=== Begin Enclosure ===

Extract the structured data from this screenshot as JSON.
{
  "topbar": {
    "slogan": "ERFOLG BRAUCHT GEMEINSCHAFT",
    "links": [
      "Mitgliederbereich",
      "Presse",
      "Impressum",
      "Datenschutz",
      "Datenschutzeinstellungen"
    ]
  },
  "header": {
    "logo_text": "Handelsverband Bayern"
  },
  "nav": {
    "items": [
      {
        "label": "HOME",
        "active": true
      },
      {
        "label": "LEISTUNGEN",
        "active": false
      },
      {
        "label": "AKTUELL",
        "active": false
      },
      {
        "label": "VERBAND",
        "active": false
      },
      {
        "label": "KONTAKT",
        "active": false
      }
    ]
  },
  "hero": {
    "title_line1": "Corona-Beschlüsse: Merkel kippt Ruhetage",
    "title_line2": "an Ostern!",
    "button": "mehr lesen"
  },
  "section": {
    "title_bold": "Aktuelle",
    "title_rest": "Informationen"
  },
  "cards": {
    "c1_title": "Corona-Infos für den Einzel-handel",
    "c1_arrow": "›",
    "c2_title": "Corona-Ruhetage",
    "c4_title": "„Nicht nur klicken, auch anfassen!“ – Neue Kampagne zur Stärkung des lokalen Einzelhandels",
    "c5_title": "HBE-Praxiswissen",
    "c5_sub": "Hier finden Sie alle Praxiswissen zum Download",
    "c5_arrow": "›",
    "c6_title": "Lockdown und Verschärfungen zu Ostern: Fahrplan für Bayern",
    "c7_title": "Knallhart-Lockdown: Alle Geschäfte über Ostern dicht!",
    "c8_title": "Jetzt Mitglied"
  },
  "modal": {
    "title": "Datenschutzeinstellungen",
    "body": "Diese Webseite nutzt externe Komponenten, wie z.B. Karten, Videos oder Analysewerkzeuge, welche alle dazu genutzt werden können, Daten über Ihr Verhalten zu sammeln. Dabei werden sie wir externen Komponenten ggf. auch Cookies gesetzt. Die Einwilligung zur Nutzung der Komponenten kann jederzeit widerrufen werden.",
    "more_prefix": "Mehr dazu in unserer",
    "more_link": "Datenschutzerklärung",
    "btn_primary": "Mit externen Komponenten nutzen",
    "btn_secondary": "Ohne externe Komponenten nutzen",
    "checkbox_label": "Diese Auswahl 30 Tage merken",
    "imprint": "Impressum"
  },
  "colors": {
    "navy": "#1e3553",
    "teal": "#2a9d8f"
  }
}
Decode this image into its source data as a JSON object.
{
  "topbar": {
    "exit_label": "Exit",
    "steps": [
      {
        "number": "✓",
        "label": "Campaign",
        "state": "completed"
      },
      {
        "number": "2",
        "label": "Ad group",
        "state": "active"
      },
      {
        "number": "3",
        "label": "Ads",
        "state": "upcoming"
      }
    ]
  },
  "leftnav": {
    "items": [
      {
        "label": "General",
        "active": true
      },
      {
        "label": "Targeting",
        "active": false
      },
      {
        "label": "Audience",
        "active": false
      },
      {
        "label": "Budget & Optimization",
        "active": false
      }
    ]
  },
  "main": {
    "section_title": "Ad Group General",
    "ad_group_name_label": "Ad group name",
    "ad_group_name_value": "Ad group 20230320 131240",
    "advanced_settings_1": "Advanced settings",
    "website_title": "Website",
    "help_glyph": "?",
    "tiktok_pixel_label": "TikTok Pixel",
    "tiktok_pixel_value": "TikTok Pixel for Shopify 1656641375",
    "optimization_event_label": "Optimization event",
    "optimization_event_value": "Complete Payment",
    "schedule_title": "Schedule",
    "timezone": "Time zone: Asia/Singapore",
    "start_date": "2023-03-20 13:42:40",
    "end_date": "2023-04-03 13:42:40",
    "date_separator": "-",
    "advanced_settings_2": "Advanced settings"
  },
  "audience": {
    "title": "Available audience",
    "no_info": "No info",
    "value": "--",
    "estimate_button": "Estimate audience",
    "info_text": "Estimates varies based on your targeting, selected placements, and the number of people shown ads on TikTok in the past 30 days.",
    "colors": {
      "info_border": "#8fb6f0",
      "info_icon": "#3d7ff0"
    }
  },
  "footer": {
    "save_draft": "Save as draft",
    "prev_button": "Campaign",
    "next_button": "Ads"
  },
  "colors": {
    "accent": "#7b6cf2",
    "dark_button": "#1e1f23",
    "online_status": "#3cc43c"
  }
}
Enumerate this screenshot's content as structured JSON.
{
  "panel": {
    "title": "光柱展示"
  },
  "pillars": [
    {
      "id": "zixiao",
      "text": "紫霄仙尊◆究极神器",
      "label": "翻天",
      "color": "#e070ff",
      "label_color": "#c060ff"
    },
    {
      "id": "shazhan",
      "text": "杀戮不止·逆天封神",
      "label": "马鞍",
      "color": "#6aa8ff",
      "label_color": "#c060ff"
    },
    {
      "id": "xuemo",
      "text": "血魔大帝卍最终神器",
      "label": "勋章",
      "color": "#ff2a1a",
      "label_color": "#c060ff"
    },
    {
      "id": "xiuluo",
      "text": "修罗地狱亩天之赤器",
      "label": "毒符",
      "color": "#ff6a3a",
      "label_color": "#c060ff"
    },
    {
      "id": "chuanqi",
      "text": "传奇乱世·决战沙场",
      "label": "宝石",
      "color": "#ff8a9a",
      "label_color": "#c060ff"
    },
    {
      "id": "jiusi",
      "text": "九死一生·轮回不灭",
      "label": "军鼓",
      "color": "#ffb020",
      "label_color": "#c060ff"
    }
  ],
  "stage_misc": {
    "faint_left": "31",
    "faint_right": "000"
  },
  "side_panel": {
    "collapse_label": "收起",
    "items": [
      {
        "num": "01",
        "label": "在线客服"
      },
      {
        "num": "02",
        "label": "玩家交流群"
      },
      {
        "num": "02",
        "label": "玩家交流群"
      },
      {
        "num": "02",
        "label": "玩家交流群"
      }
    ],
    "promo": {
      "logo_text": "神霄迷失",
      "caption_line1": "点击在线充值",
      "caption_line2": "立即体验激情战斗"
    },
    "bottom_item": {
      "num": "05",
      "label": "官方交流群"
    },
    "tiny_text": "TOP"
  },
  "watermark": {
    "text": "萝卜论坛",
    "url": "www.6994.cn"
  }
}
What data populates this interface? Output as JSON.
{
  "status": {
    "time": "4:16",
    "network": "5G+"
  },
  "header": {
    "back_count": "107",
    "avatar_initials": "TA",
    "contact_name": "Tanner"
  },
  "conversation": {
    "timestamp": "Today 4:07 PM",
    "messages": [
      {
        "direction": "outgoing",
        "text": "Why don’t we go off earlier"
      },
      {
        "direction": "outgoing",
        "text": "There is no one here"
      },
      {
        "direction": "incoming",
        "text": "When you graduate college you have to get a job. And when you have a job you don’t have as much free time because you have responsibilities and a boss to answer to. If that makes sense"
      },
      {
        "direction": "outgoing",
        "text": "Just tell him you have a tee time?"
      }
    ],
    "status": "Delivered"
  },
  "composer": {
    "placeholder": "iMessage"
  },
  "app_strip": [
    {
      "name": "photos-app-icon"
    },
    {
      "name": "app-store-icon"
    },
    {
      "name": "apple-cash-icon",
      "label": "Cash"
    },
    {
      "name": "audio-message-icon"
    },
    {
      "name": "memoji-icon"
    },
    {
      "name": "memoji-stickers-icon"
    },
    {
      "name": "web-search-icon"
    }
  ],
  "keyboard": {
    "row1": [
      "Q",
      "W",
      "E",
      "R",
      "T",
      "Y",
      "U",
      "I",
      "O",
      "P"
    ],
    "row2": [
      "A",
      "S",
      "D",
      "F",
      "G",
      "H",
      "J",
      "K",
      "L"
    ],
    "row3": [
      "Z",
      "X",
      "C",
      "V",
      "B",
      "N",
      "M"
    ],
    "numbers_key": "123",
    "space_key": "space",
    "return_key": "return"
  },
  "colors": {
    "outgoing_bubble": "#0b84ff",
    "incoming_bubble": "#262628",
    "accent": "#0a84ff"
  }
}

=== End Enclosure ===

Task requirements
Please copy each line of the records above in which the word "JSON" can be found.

Task answer
Extract the structured data from this screenshot as JSON.
Decode this image into its source data as a JSON object.
Enumerate this screenshot's content as structured JSON.
What data populates this interface? Output as JSON.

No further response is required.